Activity »
Scan the entries below and report only how many lines contain "icon".

Exercise materials »
..............................

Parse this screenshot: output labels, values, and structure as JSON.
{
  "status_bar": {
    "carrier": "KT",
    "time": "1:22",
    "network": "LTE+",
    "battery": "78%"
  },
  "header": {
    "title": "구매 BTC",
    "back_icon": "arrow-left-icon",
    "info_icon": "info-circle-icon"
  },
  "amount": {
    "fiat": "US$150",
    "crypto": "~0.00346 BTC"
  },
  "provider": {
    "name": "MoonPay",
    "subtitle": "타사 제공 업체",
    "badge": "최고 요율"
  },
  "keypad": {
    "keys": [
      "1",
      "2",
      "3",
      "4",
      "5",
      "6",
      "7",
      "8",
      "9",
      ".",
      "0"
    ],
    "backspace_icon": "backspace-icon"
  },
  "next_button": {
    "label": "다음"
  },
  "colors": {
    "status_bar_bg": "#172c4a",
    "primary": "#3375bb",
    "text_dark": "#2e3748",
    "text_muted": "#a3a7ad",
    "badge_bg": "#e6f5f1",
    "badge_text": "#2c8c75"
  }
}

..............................

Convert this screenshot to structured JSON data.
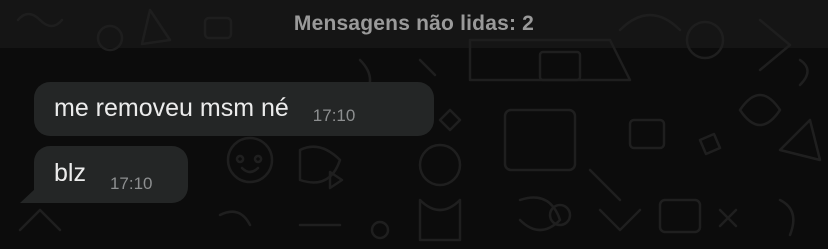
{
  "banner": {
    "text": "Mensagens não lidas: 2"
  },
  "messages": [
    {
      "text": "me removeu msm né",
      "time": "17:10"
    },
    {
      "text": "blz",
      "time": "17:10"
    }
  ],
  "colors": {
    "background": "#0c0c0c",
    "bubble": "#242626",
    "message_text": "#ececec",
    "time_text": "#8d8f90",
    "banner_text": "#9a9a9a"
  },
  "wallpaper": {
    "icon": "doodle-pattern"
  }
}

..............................

Output for this exercise »
4